## Problem
Check each line of the listing below for the word "CPTEC" and say how many lines have it. Nothing else should be written.

## Records for the exercise
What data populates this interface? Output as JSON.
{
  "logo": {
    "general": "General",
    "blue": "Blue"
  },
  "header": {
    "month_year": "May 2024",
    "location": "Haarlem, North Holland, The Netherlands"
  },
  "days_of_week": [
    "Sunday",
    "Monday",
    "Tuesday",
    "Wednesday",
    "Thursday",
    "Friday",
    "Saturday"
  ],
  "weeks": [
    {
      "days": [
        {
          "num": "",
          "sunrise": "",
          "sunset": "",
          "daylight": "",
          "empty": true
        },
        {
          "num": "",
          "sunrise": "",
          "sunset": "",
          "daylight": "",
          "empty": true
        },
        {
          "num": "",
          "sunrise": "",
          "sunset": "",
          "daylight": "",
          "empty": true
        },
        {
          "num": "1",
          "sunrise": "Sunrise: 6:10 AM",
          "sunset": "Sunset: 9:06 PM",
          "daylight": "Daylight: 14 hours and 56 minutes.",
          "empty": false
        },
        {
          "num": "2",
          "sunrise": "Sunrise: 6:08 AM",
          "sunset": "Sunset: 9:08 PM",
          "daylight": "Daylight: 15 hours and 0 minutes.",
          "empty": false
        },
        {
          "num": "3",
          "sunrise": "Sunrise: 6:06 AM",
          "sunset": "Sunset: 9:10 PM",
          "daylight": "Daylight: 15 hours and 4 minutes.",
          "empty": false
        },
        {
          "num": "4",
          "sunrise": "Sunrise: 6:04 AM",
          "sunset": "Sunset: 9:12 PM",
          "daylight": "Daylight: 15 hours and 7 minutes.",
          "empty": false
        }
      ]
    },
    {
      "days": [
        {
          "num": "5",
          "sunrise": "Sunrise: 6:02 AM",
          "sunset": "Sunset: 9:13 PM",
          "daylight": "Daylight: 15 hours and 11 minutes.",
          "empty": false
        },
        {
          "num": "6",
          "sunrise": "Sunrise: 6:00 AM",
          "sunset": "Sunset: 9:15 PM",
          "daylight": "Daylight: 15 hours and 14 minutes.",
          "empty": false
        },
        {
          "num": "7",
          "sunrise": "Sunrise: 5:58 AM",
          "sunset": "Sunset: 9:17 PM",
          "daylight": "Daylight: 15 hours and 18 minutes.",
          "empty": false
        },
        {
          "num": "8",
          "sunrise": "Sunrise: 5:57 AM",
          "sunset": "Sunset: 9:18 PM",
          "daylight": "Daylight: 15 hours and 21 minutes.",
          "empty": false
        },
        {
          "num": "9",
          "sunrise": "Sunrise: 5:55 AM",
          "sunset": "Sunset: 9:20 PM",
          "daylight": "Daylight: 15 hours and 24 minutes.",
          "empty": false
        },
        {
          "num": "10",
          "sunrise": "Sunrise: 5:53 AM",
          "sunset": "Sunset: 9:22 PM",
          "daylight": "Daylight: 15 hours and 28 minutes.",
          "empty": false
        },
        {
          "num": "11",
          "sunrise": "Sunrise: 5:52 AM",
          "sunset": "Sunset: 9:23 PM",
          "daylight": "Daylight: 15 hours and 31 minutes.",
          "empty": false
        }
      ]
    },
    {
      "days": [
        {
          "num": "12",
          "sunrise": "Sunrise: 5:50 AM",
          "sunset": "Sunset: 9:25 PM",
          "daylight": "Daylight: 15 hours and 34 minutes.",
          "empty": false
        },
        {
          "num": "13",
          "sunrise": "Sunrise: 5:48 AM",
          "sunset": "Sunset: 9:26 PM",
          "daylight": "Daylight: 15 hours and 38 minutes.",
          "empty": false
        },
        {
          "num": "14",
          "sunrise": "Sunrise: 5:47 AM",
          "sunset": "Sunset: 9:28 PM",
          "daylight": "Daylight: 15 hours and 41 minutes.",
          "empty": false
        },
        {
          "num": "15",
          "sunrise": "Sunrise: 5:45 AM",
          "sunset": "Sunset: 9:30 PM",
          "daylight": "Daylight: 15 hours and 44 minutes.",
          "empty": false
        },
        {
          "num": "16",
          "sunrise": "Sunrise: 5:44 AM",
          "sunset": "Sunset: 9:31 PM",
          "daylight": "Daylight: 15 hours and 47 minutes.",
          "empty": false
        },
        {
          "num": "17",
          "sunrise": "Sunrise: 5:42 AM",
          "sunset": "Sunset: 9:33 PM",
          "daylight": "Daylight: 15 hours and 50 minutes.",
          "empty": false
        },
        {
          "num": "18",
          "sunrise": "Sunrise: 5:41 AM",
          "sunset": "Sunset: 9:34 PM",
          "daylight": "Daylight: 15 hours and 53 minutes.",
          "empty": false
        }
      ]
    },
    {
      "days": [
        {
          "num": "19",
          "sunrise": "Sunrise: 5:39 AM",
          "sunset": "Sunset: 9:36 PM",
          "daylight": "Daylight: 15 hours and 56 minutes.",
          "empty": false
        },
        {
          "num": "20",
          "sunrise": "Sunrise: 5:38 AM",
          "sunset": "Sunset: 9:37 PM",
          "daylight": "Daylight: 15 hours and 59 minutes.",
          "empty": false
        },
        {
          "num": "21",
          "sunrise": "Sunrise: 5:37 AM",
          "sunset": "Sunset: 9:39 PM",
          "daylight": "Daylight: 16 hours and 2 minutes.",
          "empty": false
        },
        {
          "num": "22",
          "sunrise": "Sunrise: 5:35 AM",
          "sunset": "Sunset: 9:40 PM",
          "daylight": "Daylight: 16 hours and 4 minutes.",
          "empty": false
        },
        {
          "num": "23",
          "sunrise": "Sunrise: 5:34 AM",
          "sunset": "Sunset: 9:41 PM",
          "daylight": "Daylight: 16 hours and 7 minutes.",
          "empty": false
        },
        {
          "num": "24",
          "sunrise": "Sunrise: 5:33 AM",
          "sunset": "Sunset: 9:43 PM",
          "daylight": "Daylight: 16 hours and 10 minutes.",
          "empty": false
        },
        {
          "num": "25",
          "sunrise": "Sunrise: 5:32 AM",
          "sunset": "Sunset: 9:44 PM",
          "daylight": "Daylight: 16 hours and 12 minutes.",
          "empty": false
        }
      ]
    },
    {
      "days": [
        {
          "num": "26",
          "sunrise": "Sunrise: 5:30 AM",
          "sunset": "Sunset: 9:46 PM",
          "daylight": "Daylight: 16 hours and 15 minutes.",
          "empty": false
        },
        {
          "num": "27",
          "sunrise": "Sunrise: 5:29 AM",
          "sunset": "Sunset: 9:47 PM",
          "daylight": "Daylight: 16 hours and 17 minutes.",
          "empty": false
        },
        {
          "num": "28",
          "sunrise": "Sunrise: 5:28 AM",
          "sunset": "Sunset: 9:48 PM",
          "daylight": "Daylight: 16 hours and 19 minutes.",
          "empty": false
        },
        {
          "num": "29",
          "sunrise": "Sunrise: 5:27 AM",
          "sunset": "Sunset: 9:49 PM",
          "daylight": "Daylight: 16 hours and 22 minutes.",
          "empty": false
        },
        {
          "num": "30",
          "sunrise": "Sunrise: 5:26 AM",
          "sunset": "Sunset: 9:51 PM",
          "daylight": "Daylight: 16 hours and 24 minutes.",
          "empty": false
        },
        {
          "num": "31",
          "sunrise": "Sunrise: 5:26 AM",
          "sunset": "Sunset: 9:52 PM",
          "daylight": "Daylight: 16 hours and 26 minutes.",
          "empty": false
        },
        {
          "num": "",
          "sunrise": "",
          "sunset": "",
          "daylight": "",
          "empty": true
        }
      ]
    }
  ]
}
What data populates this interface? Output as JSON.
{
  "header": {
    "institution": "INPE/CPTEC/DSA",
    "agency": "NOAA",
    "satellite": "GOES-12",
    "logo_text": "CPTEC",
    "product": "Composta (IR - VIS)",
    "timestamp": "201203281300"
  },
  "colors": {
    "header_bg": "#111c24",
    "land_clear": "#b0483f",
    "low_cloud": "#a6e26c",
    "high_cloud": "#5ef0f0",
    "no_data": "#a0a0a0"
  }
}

## Exercise output
2